[Records to process]
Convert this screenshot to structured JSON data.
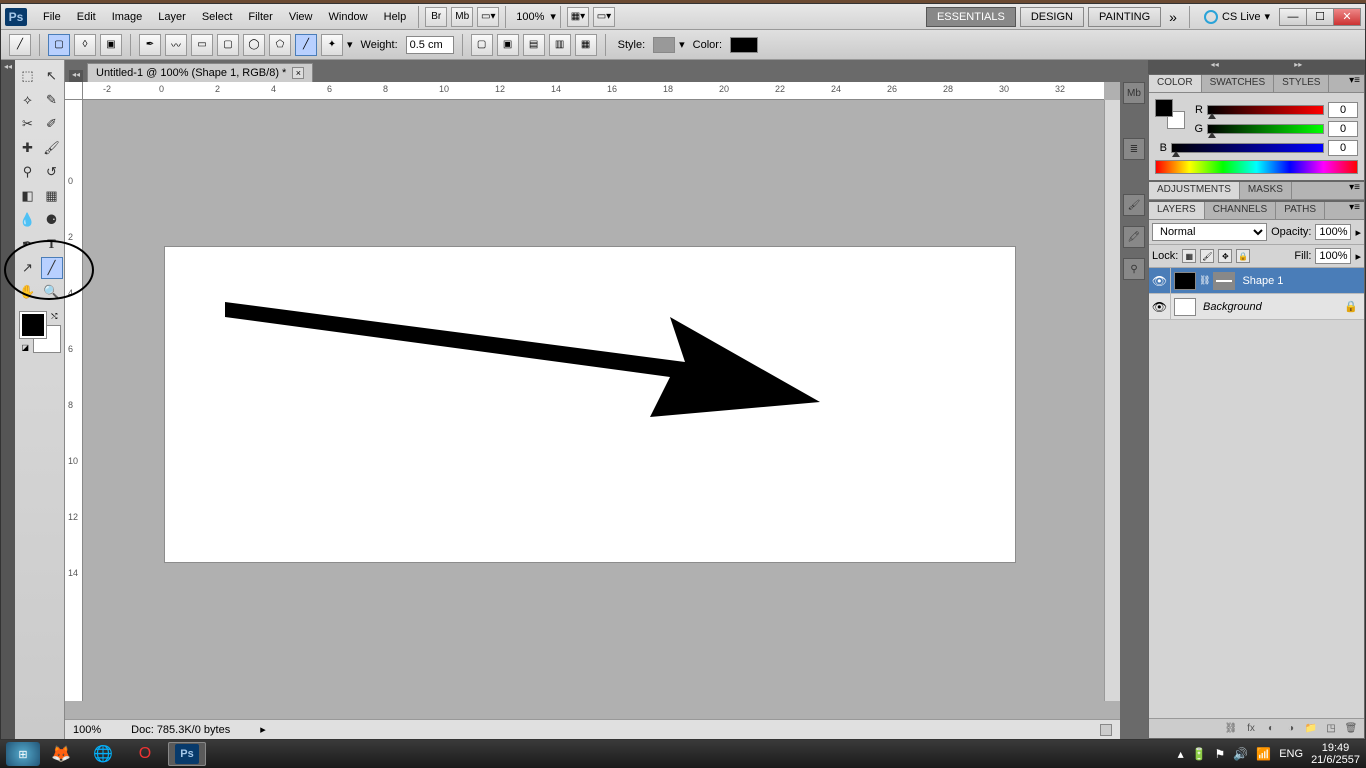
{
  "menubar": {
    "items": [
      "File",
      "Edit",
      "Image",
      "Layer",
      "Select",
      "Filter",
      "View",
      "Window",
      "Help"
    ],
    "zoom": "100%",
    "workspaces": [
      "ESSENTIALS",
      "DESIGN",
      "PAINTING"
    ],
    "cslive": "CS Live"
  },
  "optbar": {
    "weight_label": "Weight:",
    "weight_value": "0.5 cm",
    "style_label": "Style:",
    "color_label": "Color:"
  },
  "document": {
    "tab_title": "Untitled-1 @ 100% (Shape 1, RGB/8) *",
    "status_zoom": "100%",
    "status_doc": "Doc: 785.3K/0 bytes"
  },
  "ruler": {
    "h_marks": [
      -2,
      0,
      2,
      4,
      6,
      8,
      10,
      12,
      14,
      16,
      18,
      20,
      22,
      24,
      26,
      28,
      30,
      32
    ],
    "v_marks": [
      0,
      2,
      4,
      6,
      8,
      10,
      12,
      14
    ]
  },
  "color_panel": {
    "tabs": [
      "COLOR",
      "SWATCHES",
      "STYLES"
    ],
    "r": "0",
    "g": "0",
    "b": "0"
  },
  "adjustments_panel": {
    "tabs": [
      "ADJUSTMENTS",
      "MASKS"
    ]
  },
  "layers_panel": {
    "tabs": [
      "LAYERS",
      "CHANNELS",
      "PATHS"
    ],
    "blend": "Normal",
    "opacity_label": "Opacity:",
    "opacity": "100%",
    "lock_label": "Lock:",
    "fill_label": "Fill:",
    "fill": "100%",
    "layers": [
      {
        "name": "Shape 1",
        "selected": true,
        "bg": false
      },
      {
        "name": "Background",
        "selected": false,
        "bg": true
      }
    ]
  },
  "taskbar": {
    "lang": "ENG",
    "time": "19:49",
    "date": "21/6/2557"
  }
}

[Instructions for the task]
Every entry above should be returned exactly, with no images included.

[Exercise output]
Convert this screenshot to structured JSON data.
{
  "menubar": {
    "items": [
      "File",
      "Edit",
      "Image",
      "Layer",
      "Select",
      "Filter",
      "View",
      "Window",
      "Help"
    ],
    "zoom": "100%",
    "workspaces": [
      "ESSENTIALS",
      "DESIGN",
      "PAINTING"
    ],
    "cslive": "CS Live"
  },
  "optbar": {
    "weight_label": "Weight:",
    "weight_value": "0.5 cm",
    "style_label": "Style:",
    "color_label": "Color:"
  },
  "document": {
    "tab_title": "Untitled-1 @ 100% (Shape 1, RGB/8) *",
    "status_zoom": "100%",
    "status_doc": "Doc: 785.3K/0 bytes"
  },
  "ruler": {
    "h_marks": [
      -2,
      0,
      2,
      4,
      6,
      8,
      10,
      12,
      14,
      16,
      18,
      20,
      22,
      24,
      26,
      28,
      30,
      32
    ],
    "v_marks": [
      0,
      2,
      4,
      6,
      8,
      10,
      12,
      14
    ]
  },
  "color_panel": {
    "tabs": [
      "COLOR",
      "SWATCHES",
      "STYLES"
    ],
    "r": "0",
    "g": "0",
    "b": "0"
  },
  "adjustments_panel": {
    "tabs": [
      "ADJUSTMENTS",
      "MASKS"
    ]
  },
  "layers_panel": {
    "tabs": [
      "LAYERS",
      "CHANNELS",
      "PATHS"
    ],
    "blend": "Normal",
    "opacity_label": "Opacity:",
    "opacity": "100%",
    "lock_label": "Lock:",
    "fill_label": "Fill:",
    "fill": "100%",
    "layers": [
      {
        "name": "Shape 1",
        "selected": true,
        "bg": false
      },
      {
        "name": "Background",
        "selected": false,
        "bg": true
      }
    ]
  },
  "taskbar": {
    "lang": "ENG",
    "time": "19:49",
    "date": "21/6/2557"
  }
}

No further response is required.